Information given:
--------------------------------------------------

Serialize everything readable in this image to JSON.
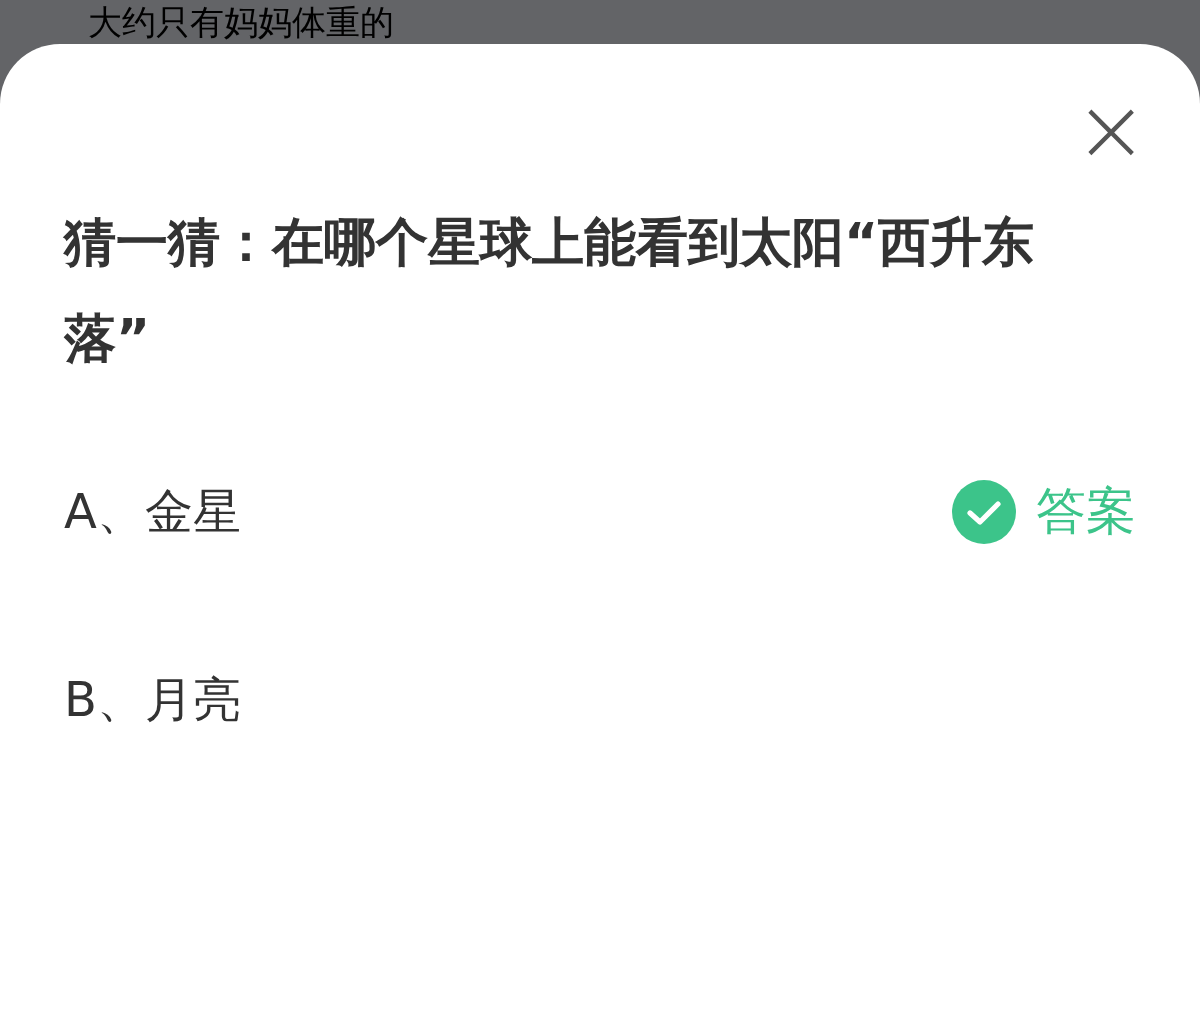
{
  "background_text": "大约只有妈妈体重的",
  "sheet": {
    "close": "×",
    "question": "猜一猜：在哪个星球上能看到太阳“西升东落”",
    "answer_label": "答案",
    "options": [
      {
        "label": "A、金星",
        "correct": true
      },
      {
        "label": "B、月亮",
        "correct": false
      }
    ]
  }
}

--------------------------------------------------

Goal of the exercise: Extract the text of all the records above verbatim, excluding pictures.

Task output:
Serialize everything readable in this image to JSON.
{
  "background_text": "大约只有妈妈体重的",
  "sheet": {
    "close": "×",
    "question": "猜一猜：在哪个星球上能看到太阳“西升东落”",
    "answer_label": "答案",
    "options": [
      {
        "label": "A、金星",
        "correct": true
      },
      {
        "label": "B、月亮",
        "correct": false
      }
    ]
  }
}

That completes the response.